__Exercise objective__.
I'd ask you to write out the lines below exactly, with no images.

**********

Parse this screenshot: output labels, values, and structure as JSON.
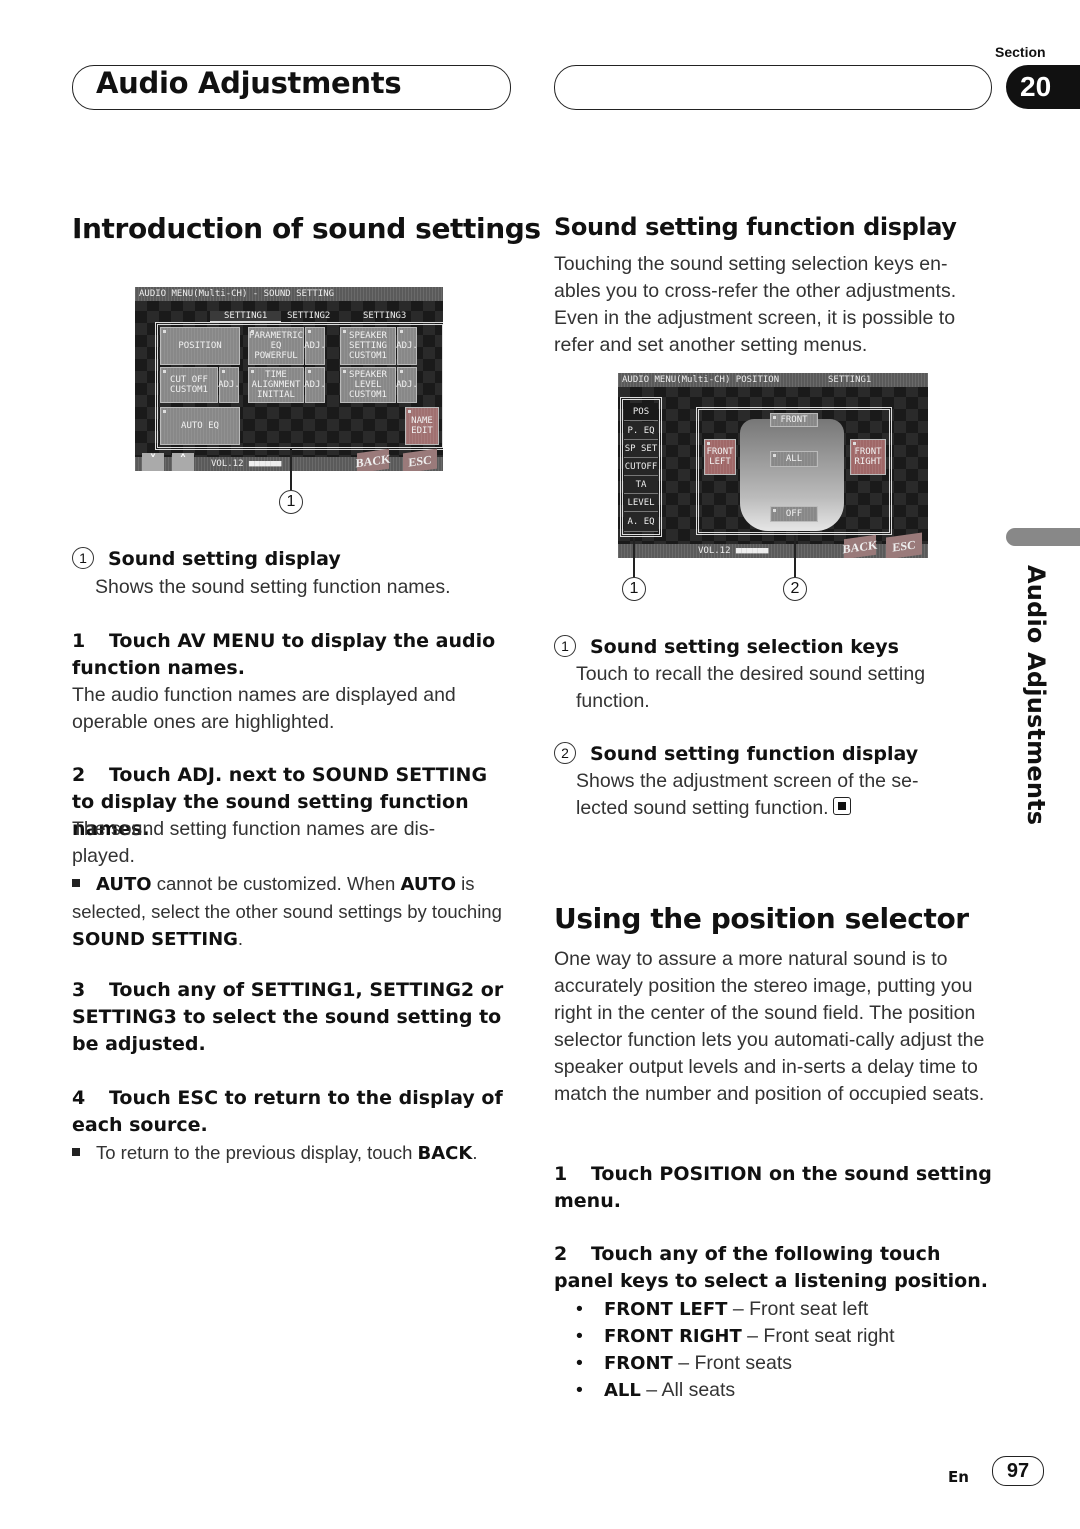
{
  "header": {
    "title": "Audio Adjustments",
    "section_label": "Section",
    "section_number": "20"
  },
  "left": {
    "heading": "Introduction of sound settings",
    "screen1": {
      "title_bar": "AUDIO MENU(Multi-CH) - SOUND SETTING",
      "tabs": [
        "SETTING1",
        "SETTING2",
        "SETTING3"
      ],
      "buttons": {
        "position": "POSITION",
        "parametric_eq": "PARAMETRIC EQ POWERFUL",
        "speaker_setting": "SPEAKER SETTING CUSTOM1",
        "cut_off": "CUT OFF CUSTOM1",
        "time_alignment": "TIME ALIGNMENT INITIAL",
        "speaker_level": "SPEAKER LEVEL CUSTOM1",
        "auto_eq": "AUTO EQ",
        "name_edit": "NAME EDIT",
        "adj": "ADJ."
      },
      "volume": "VOL.12 ■■■■■■",
      "back": "BACK",
      "esc": "ESC",
      "down_arrow": "˅",
      "up_arrow": "˄",
      "callout": "1"
    },
    "callout_1": {
      "marker": "1",
      "title": "Sound setting display",
      "text": "Shows the sound setting function names."
    },
    "steps": [
      {
        "num": "1",
        "title": "Touch AV MENU to display the audio function names.",
        "text": "The audio function names are displayed and operable ones are highlighted."
      },
      {
        "num": "2",
        "title": "Touch ADJ. next to SOUND SETTING to display the sound setting function names.",
        "text": "The sound setting function names are dis-played.",
        "note_pre": "AUTO",
        "note_mid": " cannot be customized. When ",
        "note_kw2": "AUTO",
        "note_mid2": " is selected, select the other sound settings by touching ",
        "note_kw3": "SOUND SETTING",
        "note_end": "."
      },
      {
        "num": "3",
        "title": "Touch any of SETTING1, SETTING2 or SETTING3 to select the sound setting to be adjusted."
      },
      {
        "num": "4",
        "title": "Touch ESC to return to the display of each source.",
        "note_pre": "To return to the previous display, touch ",
        "note_kw": "BACK",
        "note_end": "."
      }
    ]
  },
  "right": {
    "heading": "Sound setting function display",
    "intro": "Touching the sound setting selection keys en-ables you to cross-refer the other adjustments. Even in the adjustment screen, it is possible to refer and set another setting menus.",
    "screen2": {
      "title_bar": "AUDIO MENU(Multi-CH) POSITION",
      "setting_label": "SETTING1",
      "side_keys": [
        "POS",
        "P. EQ",
        "SP SET",
        "CUTOFF",
        "TA",
        "LEVEL",
        "A. EQ"
      ],
      "position_keys": {
        "front": "FRONT",
        "front_left": "FRONT LEFT",
        "front_right": "FRONT RIGHT",
        "all": "ALL",
        "off": "OFF"
      },
      "volume": "VOL.12 ■■■■■■",
      "back": "BACK",
      "esc": "ESC",
      "callouts": [
        "1",
        "2"
      ]
    },
    "callouts": [
      {
        "marker": "1",
        "title": "Sound setting selection keys",
        "text": "Touch to recall the desired sound setting function."
      },
      {
        "marker": "2",
        "title": "Sound setting function display",
        "text": "Shows the adjustment screen of the se-lected sound setting function."
      }
    ],
    "heading2": "Using the position selector",
    "body2": "One way to assure a more natural sound is to accurately position the stereo image, putting you right in the center of the sound field. The position selector function lets you automati-cally adjust the speaker output levels and in-serts a delay time to match the number and position of occupied seats.",
    "steps": [
      {
        "num": "1",
        "title": "Touch POSITION on the sound setting menu."
      },
      {
        "num": "2",
        "title": "Touch any of the following touch panel keys to select a listening position."
      }
    ],
    "options": [
      {
        "key": "FRONT LEFT",
        "desc": " – Front seat left"
      },
      {
        "key": "FRONT RIGHT",
        "desc": " – Front seat right"
      },
      {
        "key": "FRONT",
        "desc": " – Front seats"
      },
      {
        "key": "ALL",
        "desc": " – All seats"
      }
    ]
  },
  "side_tab": {
    "label": "Audio Adjustments"
  },
  "footer": {
    "lang": "En",
    "page": "97"
  }
}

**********

__Task solution__.
Parse this screenshot: output labels, values, and structure as JSON.
{
  "header": {
    "title": "Audio Adjustments",
    "section_label": "Section",
    "section_number": "20"
  },
  "left": {
    "heading": "Introduction of sound settings",
    "screen1": {
      "title_bar": "AUDIO MENU(Multi-CH) - SOUND SETTING",
      "tabs": [
        "SETTING1",
        "SETTING2",
        "SETTING3"
      ],
      "buttons": {
        "position": "POSITION",
        "parametric_eq": "PARAMETRIC EQ POWERFUL",
        "speaker_setting": "SPEAKER SETTING CUSTOM1",
        "cut_off": "CUT OFF CUSTOM1",
        "time_alignment": "TIME ALIGNMENT INITIAL",
        "speaker_level": "SPEAKER LEVEL CUSTOM1",
        "auto_eq": "AUTO EQ",
        "name_edit": "NAME EDIT",
        "adj": "ADJ."
      },
      "volume": "VOL.12 ■■■■■■",
      "back": "BACK",
      "esc": "ESC",
      "down_arrow": "˅",
      "up_arrow": "˄",
      "callout": "1"
    },
    "callout_1": {
      "marker": "1",
      "title": "Sound setting display",
      "text": "Shows the sound setting function names."
    },
    "steps": [
      {
        "num": "1",
        "title": "Touch AV MENU to display the audio function names.",
        "text": "The audio function names are displayed and operable ones are highlighted."
      },
      {
        "num": "2",
        "title": "Touch ADJ. next to SOUND SETTING to display the sound setting function names.",
        "text": "The sound setting function names are dis-played.",
        "note_pre": "AUTO",
        "note_mid": " cannot be customized. When ",
        "note_kw2": "AUTO",
        "note_mid2": " is selected, select the other sound settings by touching ",
        "note_kw3": "SOUND SETTING",
        "note_end": "."
      },
      {
        "num": "3",
        "title": "Touch any of SETTING1, SETTING2 or SETTING3 to select the sound setting to be adjusted."
      },
      {
        "num": "4",
        "title": "Touch ESC to return to the display of each source.",
        "note_pre": "To return to the previous display, touch ",
        "note_kw": "BACK",
        "note_end": "."
      }
    ]
  },
  "right": {
    "heading": "Sound setting function display",
    "intro": "Touching the sound setting selection keys en-ables you to cross-refer the other adjustments. Even in the adjustment screen, it is possible to refer and set another setting menus.",
    "screen2": {
      "title_bar": "AUDIO MENU(Multi-CH) POSITION",
      "setting_label": "SETTING1",
      "side_keys": [
        "POS",
        "P. EQ",
        "SP SET",
        "CUTOFF",
        "TA",
        "LEVEL",
        "A. EQ"
      ],
      "position_keys": {
        "front": "FRONT",
        "front_left": "FRONT LEFT",
        "front_right": "FRONT RIGHT",
        "all": "ALL",
        "off": "OFF"
      },
      "volume": "VOL.12 ■■■■■■",
      "back": "BACK",
      "esc": "ESC",
      "callouts": [
        "1",
        "2"
      ]
    },
    "callouts": [
      {
        "marker": "1",
        "title": "Sound setting selection keys",
        "text": "Touch to recall the desired sound setting function."
      },
      {
        "marker": "2",
        "title": "Sound setting function display",
        "text": "Shows the adjustment screen of the se-lected sound setting function."
      }
    ],
    "heading2": "Using the position selector",
    "body2": "One way to assure a more natural sound is to accurately position the stereo image, putting you right in the center of the sound field. The position selector function lets you automati-cally adjust the speaker output levels and in-serts a delay time to match the number and position of occupied seats.",
    "steps": [
      {
        "num": "1",
        "title": "Touch POSITION on the sound setting menu."
      },
      {
        "num": "2",
        "title": "Touch any of the following touch panel keys to select a listening position."
      }
    ],
    "options": [
      {
        "key": "FRONT LEFT",
        "desc": " – Front seat left"
      },
      {
        "key": "FRONT RIGHT",
        "desc": " – Front seat right"
      },
      {
        "key": "FRONT",
        "desc": " – Front seats"
      },
      {
        "key": "ALL",
        "desc": " – All seats"
      }
    ]
  },
  "side_tab": {
    "label": "Audio Adjustments"
  },
  "footer": {
    "lang": "En",
    "page": "97"
  }
}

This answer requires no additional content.